|De Resurrectione Christi.
Christus vere a mortuis resurrexit, suumque corpus cum carne, ossibus, omnibusque ad integritatem humanæ naturæ pertinentibus, recepit; cum quibus in cœlum ascendit, ibique residet, quoad extremo die, ad judicandos homines reversurus sit.
From death = a mortuis
To the perfection of man’s nature = ad integritatem humanæ naturæ

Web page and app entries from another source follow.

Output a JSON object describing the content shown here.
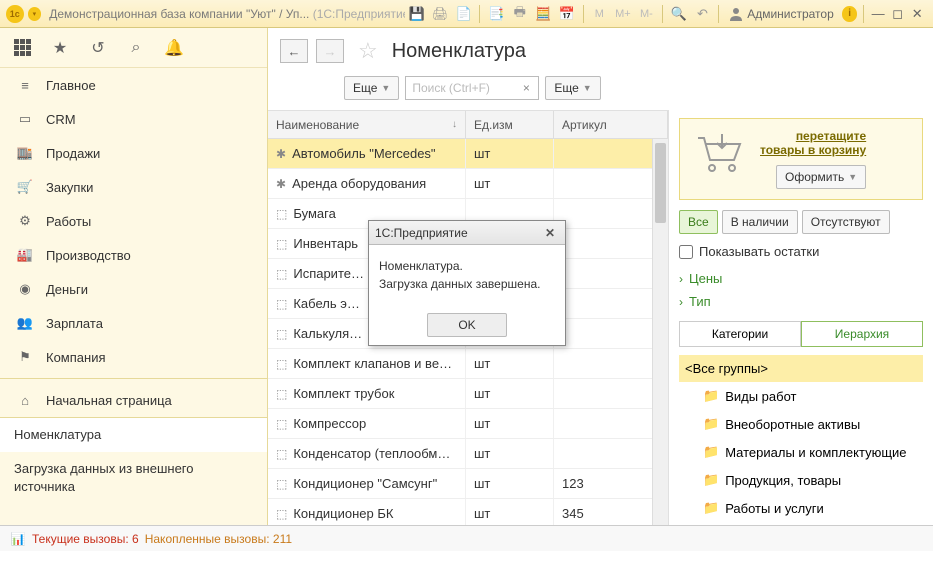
{
  "window": {
    "title": "Демонстрационная база компании \"Уют\" / Уп...",
    "title_suffix": " (1С:Предприятие)",
    "admin": "Администратор"
  },
  "sidebar": {
    "items": [
      {
        "label": "Главное"
      },
      {
        "label": "CRM"
      },
      {
        "label": "Продажи"
      },
      {
        "label": "Закупки"
      },
      {
        "label": "Работы"
      },
      {
        "label": "Производство"
      },
      {
        "label": "Деньги"
      },
      {
        "label": "Зарплата"
      },
      {
        "label": "Компания"
      }
    ],
    "home_label": "Начальная страница",
    "open_tabs": [
      {
        "label": "Номенклатура",
        "active": true
      },
      {
        "label": "Загрузка данных из внешнего источника",
        "active": false
      }
    ]
  },
  "page": {
    "title": "Номенклатура",
    "more_btn1": "Еще",
    "more_btn2": "Еще",
    "search_placeholder": "Поиск (Ctrl+F)"
  },
  "table": {
    "columns": {
      "name": "Наименование",
      "unit": "Ед.изм",
      "article": "Артикул"
    },
    "rows": [
      {
        "name": "Автомобиль \"Mercedes\"",
        "unit": "шт",
        "article": "",
        "selected": true,
        "icon": "wrench"
      },
      {
        "name": "Аренда оборудования",
        "unit": "шт",
        "article": "",
        "icon": "wrench"
      },
      {
        "name": "Бумага",
        "unit": "",
        "article": "",
        "icon": "cube"
      },
      {
        "name": "Инвентарь",
        "unit": "",
        "article": "",
        "icon": "cube"
      },
      {
        "name": "Испарите…",
        "unit": "",
        "article": "",
        "icon": "cube"
      },
      {
        "name": "Кабель э…",
        "unit": "",
        "article": "",
        "icon": "cube"
      },
      {
        "name": "Калькуля…",
        "unit": "",
        "article": "",
        "icon": "cube"
      },
      {
        "name": "Комплект клапанов и ве…",
        "unit": "шт",
        "article": "",
        "icon": "cube"
      },
      {
        "name": "Комплект трубок",
        "unit": "шт",
        "article": "",
        "icon": "cube"
      },
      {
        "name": "Компрессор",
        "unit": "шт",
        "article": "",
        "icon": "cube"
      },
      {
        "name": "Конденсатор (теплообм…",
        "unit": "шт",
        "article": "",
        "icon": "cube"
      },
      {
        "name": "Кондиционер \"Самсунг\"",
        "unit": "шт",
        "article": "123",
        "icon": "cube"
      },
      {
        "name": "Кондиционер БК",
        "unit": "шт",
        "article": "345",
        "icon": "cube"
      }
    ]
  },
  "cart": {
    "line1": "перетащите",
    "line2": "товары в корзину",
    "checkout": "Оформить"
  },
  "filters": {
    "all": "Все",
    "instock": "В наличии",
    "outofstock": "Отсутствуют",
    "show_remains": "Показывать остатки"
  },
  "expanders": {
    "prices": "Цены",
    "type": "Тип"
  },
  "tabs": {
    "categories": "Категории",
    "hierarchy": "Иерархия"
  },
  "tree": {
    "root": "<Все группы>",
    "items": [
      {
        "label": "Виды работ"
      },
      {
        "label": "Внеоборотные активы"
      },
      {
        "label": "Материалы и комплектующие"
      },
      {
        "label": "Продукция, товары"
      },
      {
        "label": "Работы и услуги"
      }
    ]
  },
  "modal": {
    "title": "1С:Предприятие",
    "line1": "Номенклатура.",
    "line2": "Загрузка данных завершена.",
    "ok": "OK"
  },
  "status": {
    "current": "Текущие вызовы:",
    "current_n": "6",
    "accum": "Накопленные вызовы:",
    "accum_n": "211"
  }
}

This Article is virtually the same now as it was in 1553, but there is nothing corresponding to it in the Confession of Augsburg, or the Articles of the Concordat of 1538. It is the natural sequel of the preceding Articles on the Person and Work of Christ. Its purpose was evidently to emphasise the truth of the Resurrection and the reality of our Lord’s humanity in the face of primitive and subsequent denials. The Docetism of the early Gnostics had been revived in the sixteenth century, and some taught that the flesh of Christ had not been real, and is now so deified as to have lost all real humanity. On this account it was felt essential to emphasise the real and actual physical resurrection which would show that our Lord did not lay aside His humanity when He arose from the grave and ascended into heaven.
But as with previous Articles, so with this, there is no doubt that the Reformers wished to emphasise their agreement with the fundamental teaching of the universal Church concerning our Lord’s Resurrection. Then, too, there seems to have been a special reference to certain eucharistic views associated with the ubiquity of our Lord’s humanity, which this Article would indirectly but effectively meet and controvert.
>> Part 1. The Teaching Of The Article
Hardwick, History of the Articles of Religion
, p. 99.
 See Reformatio Legum Ecclesiasticarum, De Hæresibus, c. 5, De duabus naturis Christi. This sentence of it is particularly important, though the entire section should be consulted: Quidam verbum in carnis naturam conversum asserunt, quam, quamprimum a morte in cælum fuit recepta, rursus volunt in naturam divinam reversam et absorptam esse.
 See also on Article 29.